Exercise objective: Nothing but a number should be written: the count of lines below that contain "icon".

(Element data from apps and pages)
● ● ● ● ● ● ●
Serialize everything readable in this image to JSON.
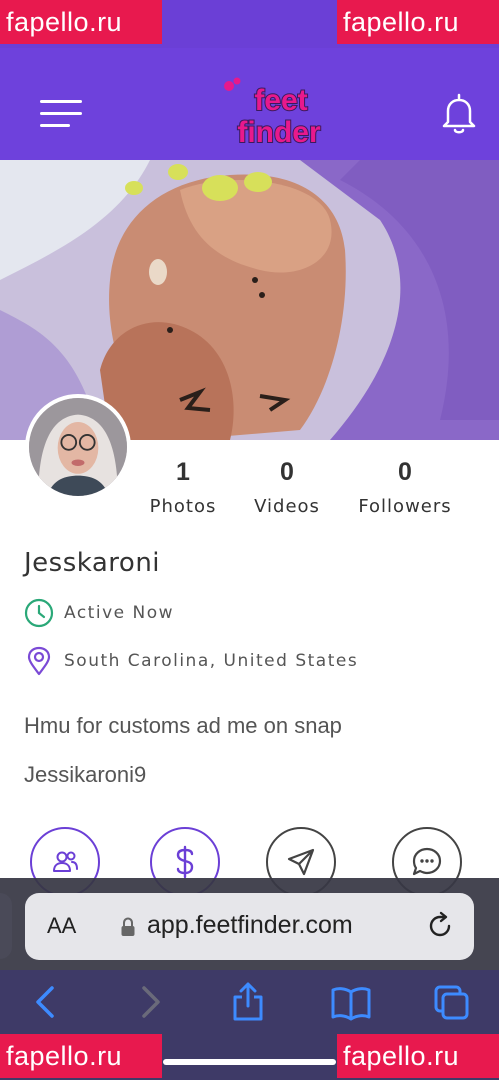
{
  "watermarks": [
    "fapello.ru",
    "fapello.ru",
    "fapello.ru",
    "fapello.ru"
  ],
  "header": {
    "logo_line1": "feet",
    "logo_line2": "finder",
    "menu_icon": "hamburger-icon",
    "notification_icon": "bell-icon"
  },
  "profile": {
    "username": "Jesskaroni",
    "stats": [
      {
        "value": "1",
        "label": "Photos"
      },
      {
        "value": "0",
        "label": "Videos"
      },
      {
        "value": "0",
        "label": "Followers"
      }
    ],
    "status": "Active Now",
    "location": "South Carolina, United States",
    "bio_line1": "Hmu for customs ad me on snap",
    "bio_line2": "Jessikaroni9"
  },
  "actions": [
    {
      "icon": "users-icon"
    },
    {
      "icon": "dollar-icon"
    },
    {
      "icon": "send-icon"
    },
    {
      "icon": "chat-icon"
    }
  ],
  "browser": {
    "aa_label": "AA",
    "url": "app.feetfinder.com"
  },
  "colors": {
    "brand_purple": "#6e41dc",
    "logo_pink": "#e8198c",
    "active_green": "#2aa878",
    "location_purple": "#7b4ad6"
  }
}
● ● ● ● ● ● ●
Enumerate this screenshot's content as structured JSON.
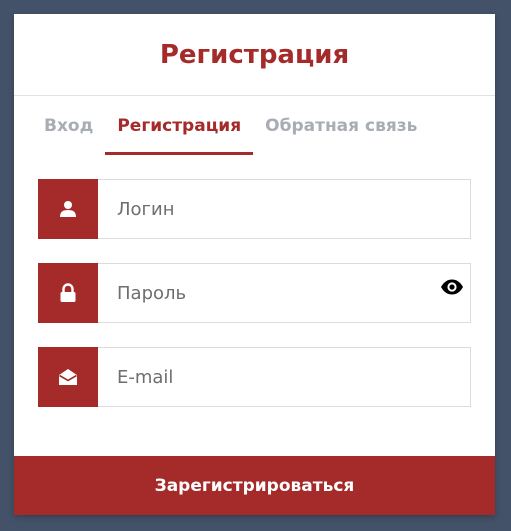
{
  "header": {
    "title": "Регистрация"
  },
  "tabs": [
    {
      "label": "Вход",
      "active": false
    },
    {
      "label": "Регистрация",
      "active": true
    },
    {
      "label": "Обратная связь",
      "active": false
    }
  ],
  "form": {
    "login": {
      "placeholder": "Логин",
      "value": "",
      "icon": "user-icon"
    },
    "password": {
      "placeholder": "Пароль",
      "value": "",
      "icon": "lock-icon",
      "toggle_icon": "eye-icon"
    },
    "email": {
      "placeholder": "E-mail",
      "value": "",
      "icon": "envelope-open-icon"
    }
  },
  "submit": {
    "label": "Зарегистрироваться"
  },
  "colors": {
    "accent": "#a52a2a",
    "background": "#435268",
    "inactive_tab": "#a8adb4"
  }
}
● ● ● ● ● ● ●
Your solution: 10